I promised last week that I would report on my meeting with Gubernatorial Candidate Rory Reid, so here goes.
I spent about 30 minutes one-on-one with Reid, and came away impressed both with him personally and with what it became clear were substantive distinctions between him and his opponent Brian Sandoval. Going into the meeting, as a Democrat, I was inclined to support Reid, but I like what I've seen of Sandoval and was impressed with his commitment in resigning a lifetime appointment to the Federal Bench to run for Governor, and felt I wouldn't have been too unhappy if he got elected. Having had a chance to talk with Rory and look more deeply into the issues, I now find myself squarely in Reid's corner.
Before the meeting with Reid I asked the folks at the Tuesday morning open forum at the Bonanza what I should talk with him about. Their response, not surprisingly was "the state's economic situation, taxes, and education, particularly IB," so that's what I focused on.
Like Sandoval, Reid is very aware that Nevada will lose $10 million in stimulus money next year and will face a difficult financial situation. Like Sandoval, Reid has promised no new taxes. Asked how he will deal with this Reid said he has short-term and long-term solutions in mind – the short-term he was about to publish and understandably declined to give me a preview – the plan may be public by the time this column comes out. Long-term it will be no surprise that Reid sees the solution to the state's economic difficulties as expanding business in the state. In his words, "we need to be exporting more" – more products, more services, more energy, more of everything. Historically, Nevada has relied on importing – tourists, vacationers, and gamblers – and that source of revenue has been falling off for some time.
To export, we need a stronger, wider, and more varied business base – new businesses in every area and particularly high-tech and clean energy, Reid said, but this won't happen as long as we are perceived as having a poor educational system and an uneducated work force, as exemplified by our 42% high school graduation rate, and so dramatically improving education in the state is the foundation of Reid's plans and campaign, and is also where he most dramatically differs from Sandoval.
Sandoval's published plan for education involves dramatic cuts in funding for schools. In Washoe County, for example, we currently have 3,620 teachers – Sandoval would cut 550 of these, or 15%. Statewide he would cut 5,080 of a current 22,852 for 22%. I just can't see how losing 1 out of 5 of our teachers from schools that have already undergone cuts under Gibbons is anything but a short-term (and short-sighted) solution to the projected budget deficit. How will we improve class sizes, increase graduation rates, or build the economy of the future? What is the message Sandoval's cuts would send to businesses and industries deciding between Nevada, Arizona, and New Mexico?
Under the Republican administration, Nevada failed to make the cut for "Race to the Top" funds and Sandoval and Gibbons are attempting to pin that on Harry Reid. Actually this failure is on Gibbons who cut $300 million from education – now Sandoval proposes further cuts and more of the same. Sandoval is proposing a band-aid for the schools; Reid is promising a genuine overhaul, eliminating bureaucracy and affording principals and teachers the freedom to innovate and to lead.
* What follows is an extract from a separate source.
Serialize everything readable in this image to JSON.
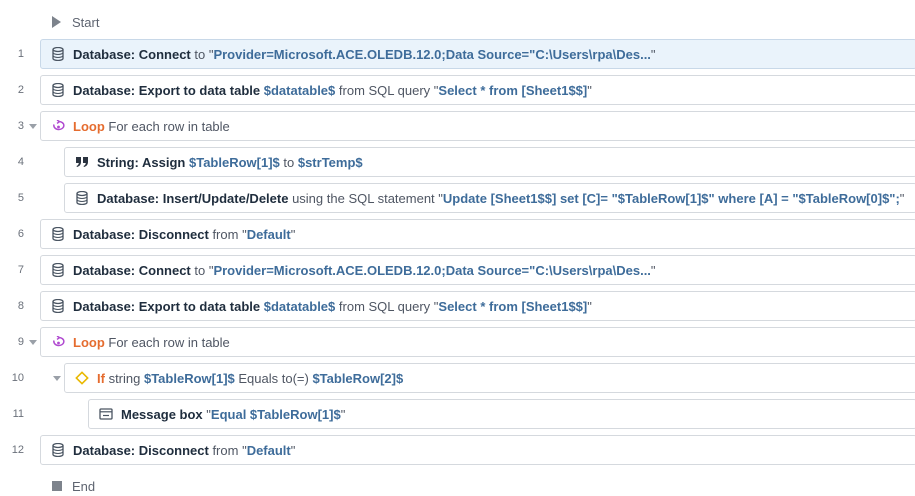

As for IB, Reid feels that it's a good program – in fact two of his kids are in an IB program in Henderson. Nevertheless, he feels that it should be up to the community to decide what it wants.
Overall, as one who places the highest value on education as the key to meeting the challenges of the future, I came away from this conversation convinced that Rory Reid is on the right track and he has my support – I'd invite you to look seriously at his EDGE plan for education, which is published in a 22 page booklet and his vision for the future of Nevada, published as "The Virtual Crossroads" and available from the Reid campaign, then make up you mind based not on party but on what's best for the future of our state and our community.